↓↓↓
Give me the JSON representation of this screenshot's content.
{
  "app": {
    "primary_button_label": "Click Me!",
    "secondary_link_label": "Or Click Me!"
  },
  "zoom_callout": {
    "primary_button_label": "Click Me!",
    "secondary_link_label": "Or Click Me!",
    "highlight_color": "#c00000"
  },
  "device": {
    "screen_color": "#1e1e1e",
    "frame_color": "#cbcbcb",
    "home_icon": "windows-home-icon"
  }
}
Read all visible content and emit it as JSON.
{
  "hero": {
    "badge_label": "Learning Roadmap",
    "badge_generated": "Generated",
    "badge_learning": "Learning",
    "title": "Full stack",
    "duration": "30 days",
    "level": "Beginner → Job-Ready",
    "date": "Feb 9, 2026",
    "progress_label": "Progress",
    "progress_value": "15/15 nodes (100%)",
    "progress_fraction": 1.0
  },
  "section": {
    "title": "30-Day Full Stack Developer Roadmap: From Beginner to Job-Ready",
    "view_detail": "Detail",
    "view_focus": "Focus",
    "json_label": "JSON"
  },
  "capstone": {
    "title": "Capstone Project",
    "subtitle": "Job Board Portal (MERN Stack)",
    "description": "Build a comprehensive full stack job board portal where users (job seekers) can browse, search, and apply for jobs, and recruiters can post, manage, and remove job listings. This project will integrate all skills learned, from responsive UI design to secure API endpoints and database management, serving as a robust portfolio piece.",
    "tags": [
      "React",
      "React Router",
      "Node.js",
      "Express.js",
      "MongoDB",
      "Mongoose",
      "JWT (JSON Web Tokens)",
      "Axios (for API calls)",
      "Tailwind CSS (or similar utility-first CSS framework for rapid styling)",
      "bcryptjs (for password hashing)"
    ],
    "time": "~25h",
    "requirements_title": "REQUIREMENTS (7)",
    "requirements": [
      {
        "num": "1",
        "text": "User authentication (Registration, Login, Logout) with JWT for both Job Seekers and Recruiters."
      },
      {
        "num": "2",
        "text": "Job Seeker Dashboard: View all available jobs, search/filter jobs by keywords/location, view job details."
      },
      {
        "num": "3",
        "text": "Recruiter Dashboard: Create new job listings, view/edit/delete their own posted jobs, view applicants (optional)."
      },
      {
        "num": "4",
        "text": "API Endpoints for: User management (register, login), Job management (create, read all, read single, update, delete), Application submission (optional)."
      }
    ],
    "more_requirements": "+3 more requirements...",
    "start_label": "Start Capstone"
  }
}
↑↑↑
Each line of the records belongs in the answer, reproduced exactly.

Give me the JSON representation of this screenshot's content.
{
  "app": {
    "primary_button_label": "Click Me!",
    "secondary_link_label": "Or Click Me!"
  },
  "zoom_callout": {
    "primary_button_label": "Click Me!",
    "secondary_link_label": "Or Click Me!",
    "highlight_color": "#c00000"
  },
  "device": {
    "screen_color": "#1e1e1e",
    "frame_color": "#cbcbcb",
    "home_icon": "windows-home-icon"
  }
}
Read all visible content and emit it as JSON.
{
  "hero": {
    "badge_label": "Learning Roadmap",
    "badge_generated": "Generated",
    "badge_learning": "Learning",
    "title": "Full stack",
    "duration": "30 days",
    "level": "Beginner → Job-Ready",
    "date": "Feb 9, 2026",
    "progress_label": "Progress",
    "progress_value": "15/15 nodes (100%)",
    "progress_fraction": 1.0
  },
  "section": {
    "title": "30-Day Full Stack Developer Roadmap: From Beginner to Job-Ready",
    "view_detail": "Detail",
    "view_focus": "Focus",
    "json_label": "JSON"
  },
  "capstone": {
    "title": "Capstone Project",
    "subtitle": "Job Board Portal (MERN Stack)",
    "description": "Build a comprehensive full stack job board portal where users (job seekers) can browse, search, and apply for jobs, and recruiters can post, manage, and remove job listings. This project will integrate all skills learned, from responsive UI design to secure API endpoints and database management, serving as a robust portfolio piece.",
    "tags": [
      "React",
      "React Router",
      "Node.js",
      "Express.js",
      "MongoDB",
      "Mongoose",
      "JWT (JSON Web Tokens)",
      "Axios (for API calls)",
      "Tailwind CSS (or similar utility-first CSS framework for rapid styling)",
      "bcryptjs (for password hashing)"
    ],
    "time": "~25h",
    "requirements_title": "REQUIREMENTS (7)",
    "requirements": [
      {
        "num": "1",
        "text": "User authentication (Registration, Login, Logout) with JWT for both Job Seekers and Recruiters."
      },
      {
        "num": "2",
        "text": "Job Seeker Dashboard: View all available jobs, search/filter jobs by keywords/location, view job details."
      },
      {
        "num": "3",
        "text": "Recruiter Dashboard: Create new job listings, view/edit/delete their own posted jobs, view applicants (optional)."
      },
      {
        "num": "4",
        "text": "API Endpoints for: User management (register, login), Job management (create, read all, read single, update, delete), Application submission (optional)."
      }
    ],
    "more_requirements": "+3 more requirements...",
    "start_label": "Start Capstone"
  }
}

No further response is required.